TPG’s gradual entry into agriculture has certainly attracted a lot of speculation over the past three years.
For a time, many expected that the firm’s interest in the space would be expressed through its impact investing Rise Fund series. The first in this lineage was a $2 billion 2017 vintage fund that was followed, in 2019, by a successor targeting $3 billion. From the outset, TPG’s managers had identified ag as one of several sectors in which the debut fund would pursue its impact goals.
Since the start of this year, it has become clear that another unit of the Dallas-headquartered private equity giant – its credit- and special situations-focused affiliate TPG Sixth Street Partners – is pursuing a far more direct play in the ag space.
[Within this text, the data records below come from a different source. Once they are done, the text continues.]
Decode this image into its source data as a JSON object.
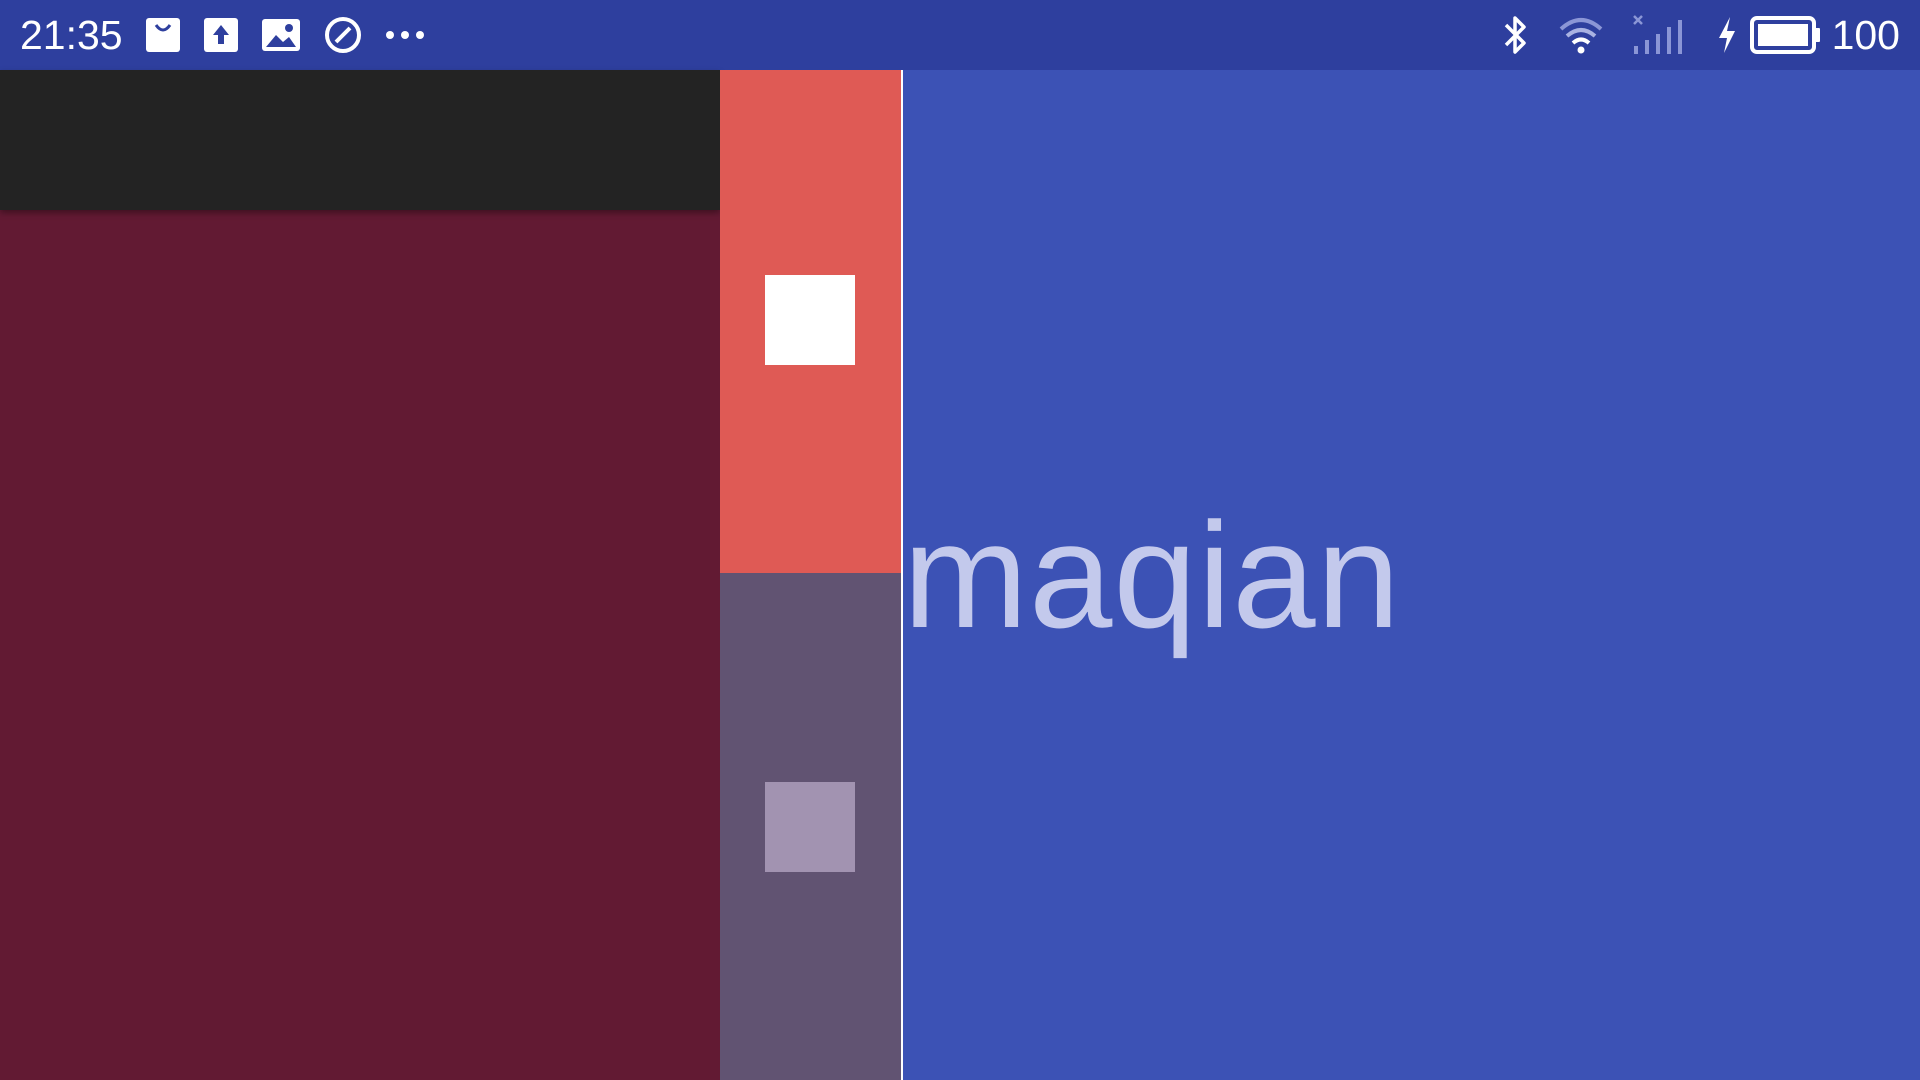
{
  "status_bar": {
    "time": "21:35",
    "left_icons": [
      "shopping-bag-icon",
      "upload-icon",
      "image-icon",
      "do-not-disturb-icon",
      "more-dots-icon"
    ],
    "right_icons": [
      "bluetooth-icon",
      "wifi-icon",
      "signal-no-service-icon",
      "charging-icon",
      "battery-icon"
    ],
    "battery_level": "100"
  },
  "colors": {
    "status_bar": "#2e3f9e",
    "left_toolbar": "#232323",
    "left_panel": "#621a33",
    "strip_top": "#df5a55",
    "strip_bottom": "#615372",
    "main": "#3c52b5",
    "main_text": "#c3c9ec"
  },
  "main": {
    "text": "maqian"
  }
}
Agri Investor reported in January that TSSP had raised at least $350 million for an ag-focused strategy. Sources have since confirmed that the TSSP Agricultural Partners Fund will focus on citrus- and water-related dislocation and large-scale organics.
It is important to note that the move comes as Sixth Street is reportedly aiming to formally separate from TPG – and distance itself from the negative connotations associated with the ‘special situations’ moniker, which was part of its name before a 2017 rebranding to Sixth Street.
Among the dislocations Sixth Street’s TAP Fund is understood to be targeting are properties challenged by groundwater regulation in California and citrus-greening in Florida – markets that sources have long told Agri Investor would eventually produce significant opportunities.
In looking to optimize properties whose economics have been altered by a market event such as SGMA and incorporate them into new supply chains, Sixth Street enters ag at a time when financial engineering may prove as important as agronomic acumen.
Sixth Street’s move to drop ‘special situations’ from its name and the gradual change in the wider use of the label in the years since the financial crisis certainly complicate any attempt to draw too direct a line between the TAP Fund’s strategy and a ‘distressed investing’ approach.
Indeed, a source familiar with Sixth Street’s strategy clarified that it is not “necessarily a distressed or special situations strategy, thematically.”
Nevertheless, a second source was keen to point out that the firm is pursuing agriculture from a unique perspective that is hard to imagine is well-suited to a boom, and at a time when the source considers the sector to be suffering at least some distress.
“Lenders are willing to write off 10, 20, 30 percent of par just to pay off debt,” said the second source, who has visibility across a wide swath of agricultural investing markets. “That is going to bring a lot of opportunistic players into the market that have never seen a corn field in their life.”
The first source Agri Investor spoke to also suggested that Sixth Street’s pitch to investors has focused as much on its cost-of-capital advantages as it has on its teams’ agricultural expertise.
By partnering with ag-focused asset manager SLM Partners and farm management consultancy Midwestern BioAG (among others) to scale and manage organic production, Sixth Street has signaled its intention to marry its own broader view of key markets and trends with established agricultural investing expertise.
A combination of market factors have conspired to create a widespread impression, held for several years now, that sooner or later the small group of private equity firms exclusively devoted to ag will see increased competition from their larger, more generalist peers.
Sixth Street’s fund is just one more indication that those expectations may be correct.
It will be intriguing to see how many deals the TAP Fund strikes under the ‘dislocated investments’ banner, compared with the number that are more forward-looking responses to consumer trends.